◆ Aim of the task
Images are to be left out; everything else in the listing should be repeated exactly.

◆ Data under study
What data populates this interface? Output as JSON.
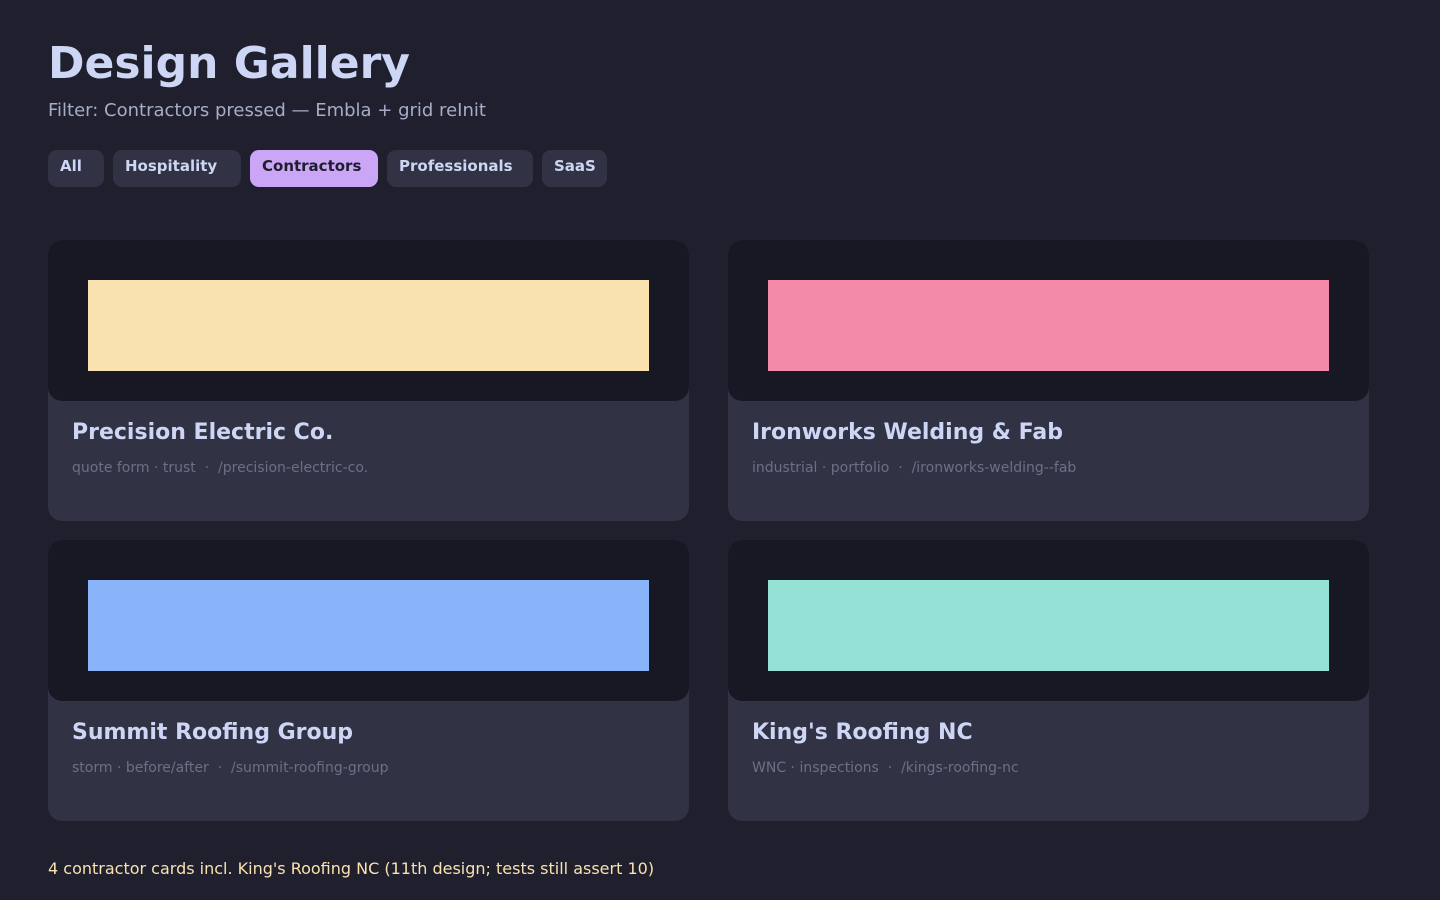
{
  "header": {
    "title": "Design Gallery",
    "subtitle": "Filter: Contractors pressed — Embla + grid reInit"
  },
  "filters": [
    {
      "label": "All",
      "active": false
    },
    {
      "label": "Hospitality",
      "active": false
    },
    {
      "label": "Contractors",
      "active": true
    },
    {
      "label": "Professionals",
      "active": false
    },
    {
      "label": "SaaS",
      "active": false
    }
  ],
  "cards": [
    {
      "title": "Precision Electric Co.",
      "tags": "quote form · trust",
      "slug": "/precision-electric-co.",
      "swatch_color": "#f9e2af"
    },
    {
      "title": "Ironworks Welding & Fab",
      "tags": "industrial · portfolio",
      "slug": "/ironworks-welding--fab",
      "swatch_color": "#f38ba8"
    },
    {
      "title": "Summit Roofing Group",
      "tags": "storm · before/after",
      "slug": "/summit-roofing-group",
      "swatch_color": "#89b4fa"
    },
    {
      "title": "King's Roofing NC",
      "tags": "WNC · inspections",
      "slug": "/kings-roofing-nc",
      "swatch_color": "#94e2d5"
    }
  ],
  "footer": {
    "note": "4 contractor cards incl. King's Roofing NC (11th design; tests still assert 10)"
  },
  "colors": {
    "background": "#1f1f2e",
    "card": "#313244",
    "preview": "#181825",
    "accent": "#cba6f7",
    "note": "#f9e2af"
  }
}
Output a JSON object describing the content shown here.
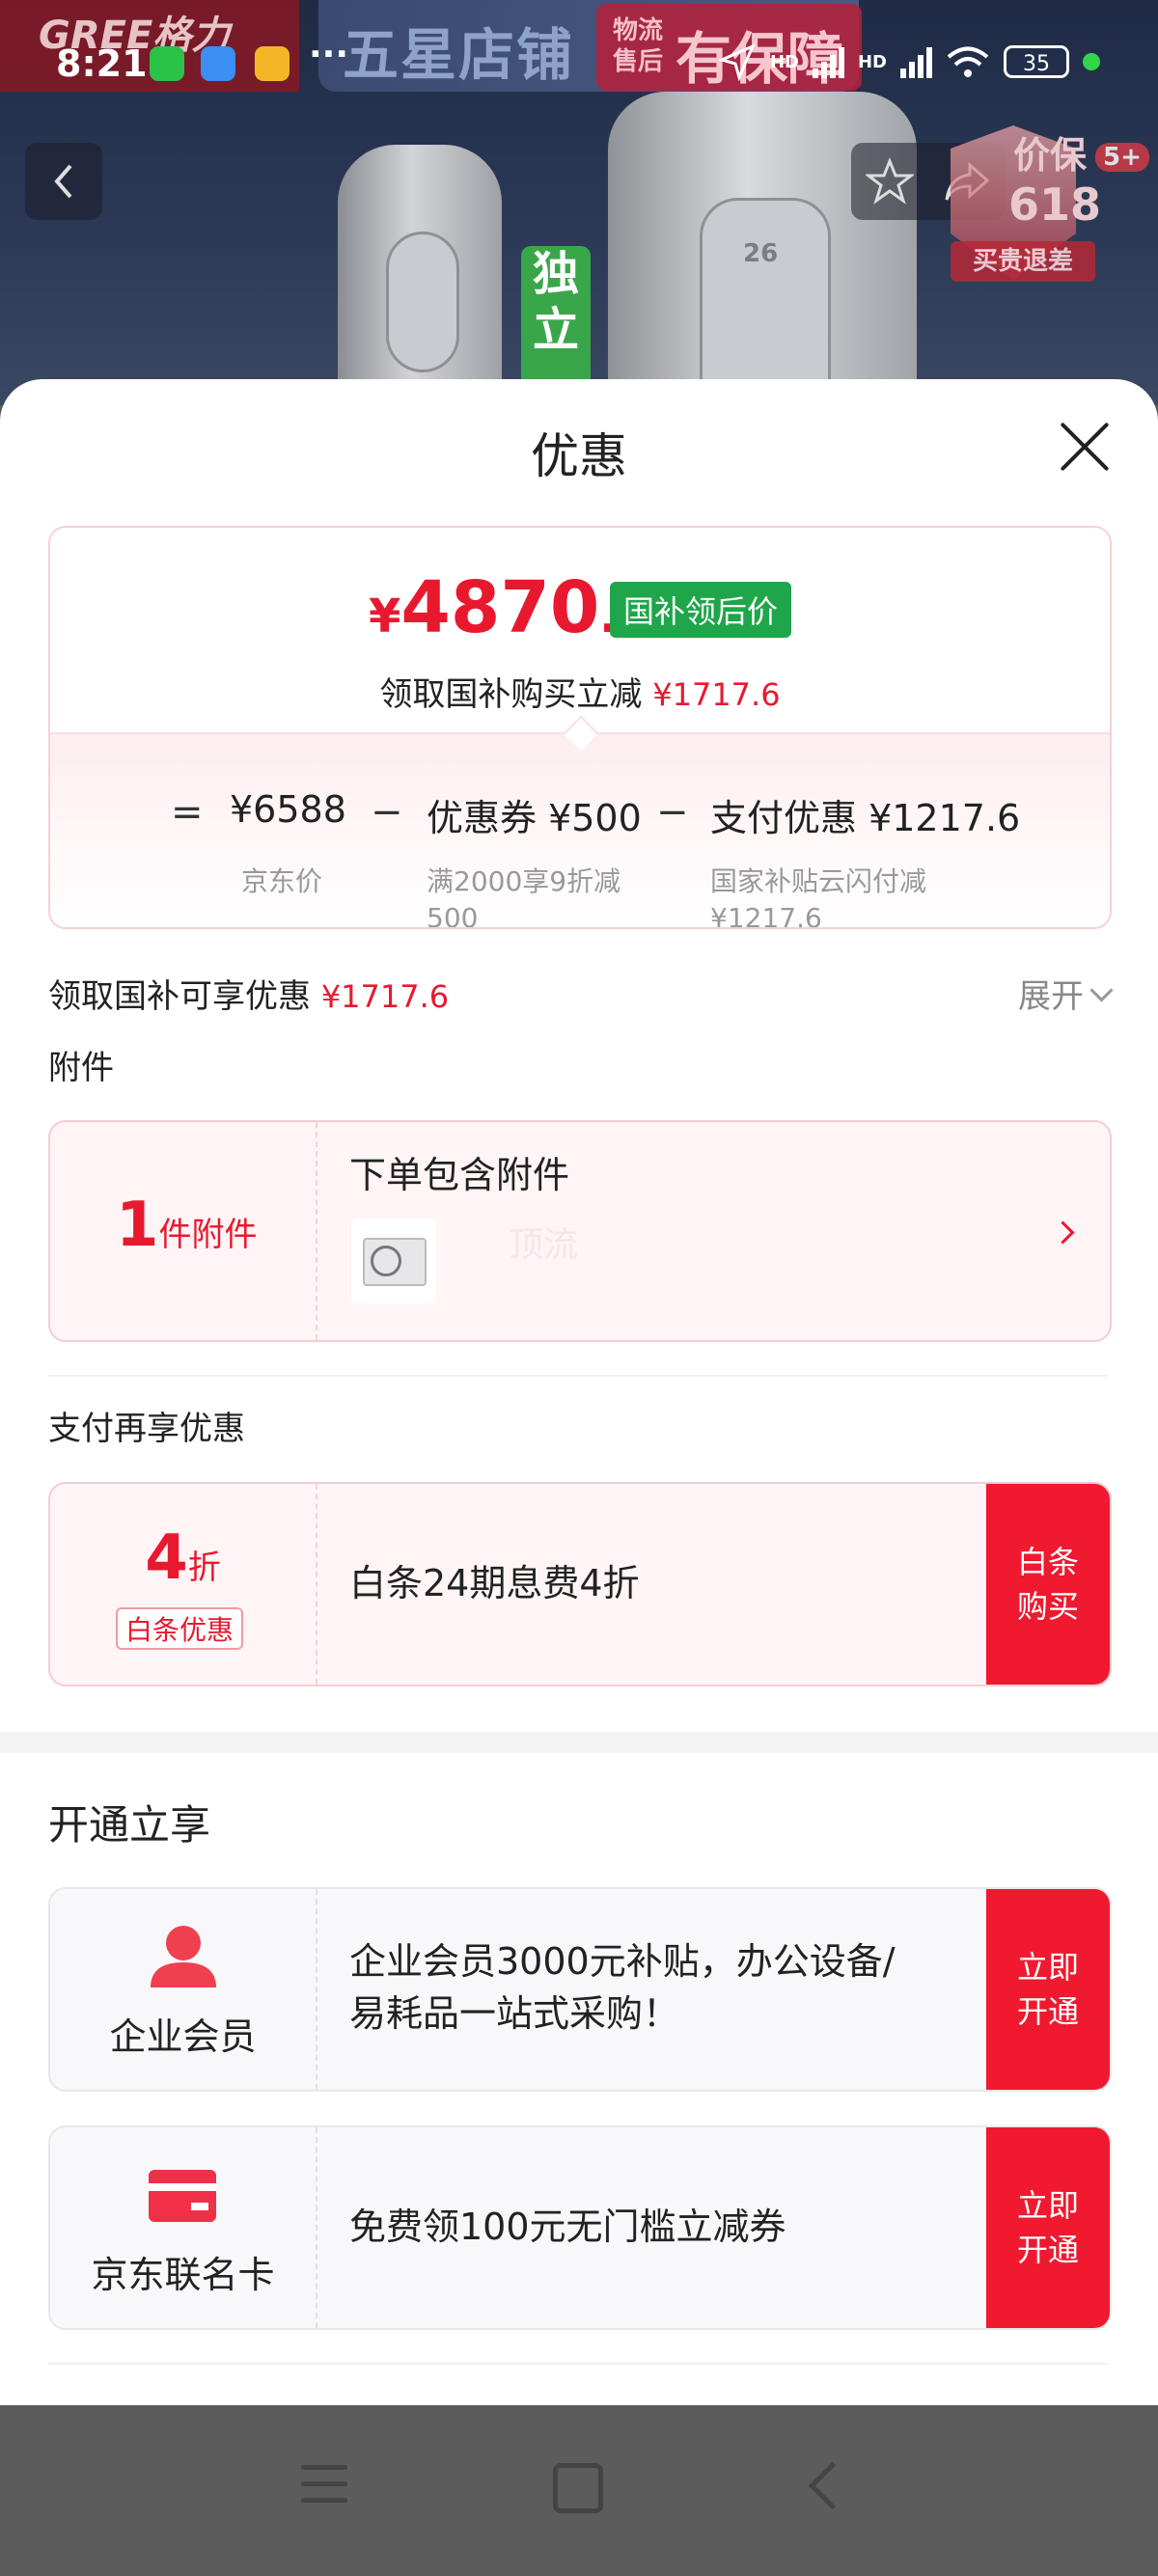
{
  "status_bar": {
    "time": "8:21",
    "more": "···",
    "network_1": "HD",
    "network_2": "HD",
    "battery": "35"
  },
  "banner": {
    "brand": "GREE格力",
    "promo_main": "五星店铺",
    "promo_small": "物流\n售后",
    "promo_guarantee": "有保障",
    "flag_text": "独立",
    "ac_display_1": "26",
    "badge_title": "价保",
    "badge_618": "618",
    "badge_ribbon": "买贵退差",
    "badge_count": "5+"
  },
  "sheet": {
    "title": "优惠",
    "price": {
      "currency": "¥",
      "integer": "4870",
      "decimal": ".4",
      "tag": "国补领后价",
      "line_prefix": "领取国补购买立减",
      "line_amount": "¥1717.6"
    },
    "calc": {
      "equals": "=",
      "minus": "−",
      "items": [
        {
          "value": "¥6588",
          "note": "京东价"
        },
        {
          "value": "优惠券 ¥500",
          "note": "满2000享9折减\n500"
        },
        {
          "value": "支付优惠 ¥1217.6",
          "note": "国家补贴云闪付减\n¥1217.6"
        }
      ]
    },
    "subsidy_row": {
      "label": "领取国补可享优惠",
      "amount": "¥1717.6",
      "expand": "展开"
    },
    "accessory": {
      "section_title": "附件",
      "count": "1",
      "count_unit": "件附件",
      "title": "下单包含附件",
      "watermark": "顶流"
    },
    "payment": {
      "section_title": "支付再享优惠",
      "discount_num": "4",
      "discount_unit": "折",
      "tag": "白条优惠",
      "desc": "白条24期息费4折",
      "button": "白条\n购买"
    },
    "membership": {
      "section_title": "开通立享",
      "items": [
        {
          "name": "企业会员",
          "desc": "企业会员3000元补贴，办公设备/\n易耗品一站式采购！",
          "button": "立即\n开通",
          "icon": "person-icon"
        },
        {
          "name": "京东联名卡",
          "desc": "免费领100元无门槛立减券",
          "button": "立即\n开通",
          "icon": "card-icon"
        }
      ]
    }
  },
  "colors": {
    "accent_red": "#e8192f",
    "button_red": "#f0192f",
    "tag_green": "#1fa54a"
  }
}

◆ Task solution
What data populates this interface? Output as JSON.
{
  "header": {
    "title": "Design Gallery",
    "subtitle": "Filter: Contractors pressed — Embla + grid reInit"
  },
  "filters": [
    {
      "label": "All",
      "active": false
    },
    {
      "label": "Hospitality",
      "active": false
    },
    {
      "label": "Contractors",
      "active": true
    },
    {
      "label": "Professionals",
      "active": false
    },
    {
      "label": "SaaS",
      "active": false
    }
  ],
  "cards": [
    {
      "title": "Precision Electric Co.",
      "tags": "quote form · trust",
      "slug": "/precision-electric-co.",
      "swatch_color": "#f9e2af"
    },
    {
      "title": "Ironworks Welding & Fab",
      "tags": "industrial · portfolio",
      "slug": "/ironworks-welding--fab",
      "swatch_color": "#f38ba8"
    },
    {
      "title": "Summit Roofing Group",
      "tags": "storm · before/after",
      "slug": "/summit-roofing-group",
      "swatch_color": "#89b4fa"
    },
    {
      "title": "King's Roofing NC",
      "tags": "WNC · inspections",
      "slug": "/kings-roofing-nc",
      "swatch_color": "#94e2d5"
    }
  ],
  "footer": {
    "note": "4 contractor cards incl. King's Roofing NC (11th design; tests still assert 10)"
  },
  "colors": {
    "background": "#1f1f2e",
    "card": "#313244",
    "preview": "#181825",
    "accent": "#cba6f7",
    "note": "#f9e2af"
  }
}
Output a JSON object describing the content shown here.
{
  "status_bar": {
    "time": "8:21",
    "more": "···",
    "network_1": "HD",
    "network_2": "HD",
    "battery": "35"
  },
  "banner": {
    "brand": "GREE格力",
    "promo_main": "五星店铺",
    "promo_small": "物流\n售后",
    "promo_guarantee": "有保障",
    "flag_text": "独立",
    "ac_display_1": "26",
    "badge_title": "价保",
    "badge_618": "618",
    "badge_ribbon": "买贵退差",
    "badge_count": "5+"
  },
  "sheet": {
    "title": "优惠",
    "price": {
      "currency": "¥",
      "integer": "4870",
      "decimal": ".4",
      "tag": "国补领后价",
      "line_prefix": "领取国补购买立减",
      "line_amount": "¥1717.6"
    },
    "calc": {
      "equals": "=",
      "minus": "−",
      "items": [
        {
          "value": "¥6588",
          "note": "京东价"
        },
        {
          "value": "优惠券 ¥500",
          "note": "满2000享9折减\n500"
        },
        {
          "value": "支付优惠 ¥1217.6",
          "note": "国家补贴云闪付减\n¥1217.6"
        }
      ]
    },
    "subsidy_row": {
      "label": "领取国补可享优惠",
      "amount": "¥1717.6",
      "expand": "展开"
    },
    "accessory": {
      "section_title": "附件",
      "count": "1",
      "count_unit": "件附件",
      "title": "下单包含附件",
      "watermark": "顶流"
    },
    "payment": {
      "section_title": "支付再享优惠",
      "discount_num": "4",
      "discount_unit": "折",
      "tag": "白条优惠",
      "desc": "白条24期息费4折",
      "button": "白条\n购买"
    },
    "membership": {
      "section_title": "开通立享",
      "items": [
        {
          "name": "企业会员",
          "desc": "企业会员3000元补贴，办公设备/\n易耗品一站式采购！",
          "button": "立即\n开通",
          "icon": "person-icon"
        },
        {
          "name": "京东联名卡",
          "desc": "免费领100元无门槛立减券",
          "button": "立即\n开通",
          "icon": "card-icon"
        }
      ]
    }
  },
  "colors": {
    "accent_red": "#e8192f",
    "button_red": "#f0192f",
    "tag_green": "#1fa54a"
  }
}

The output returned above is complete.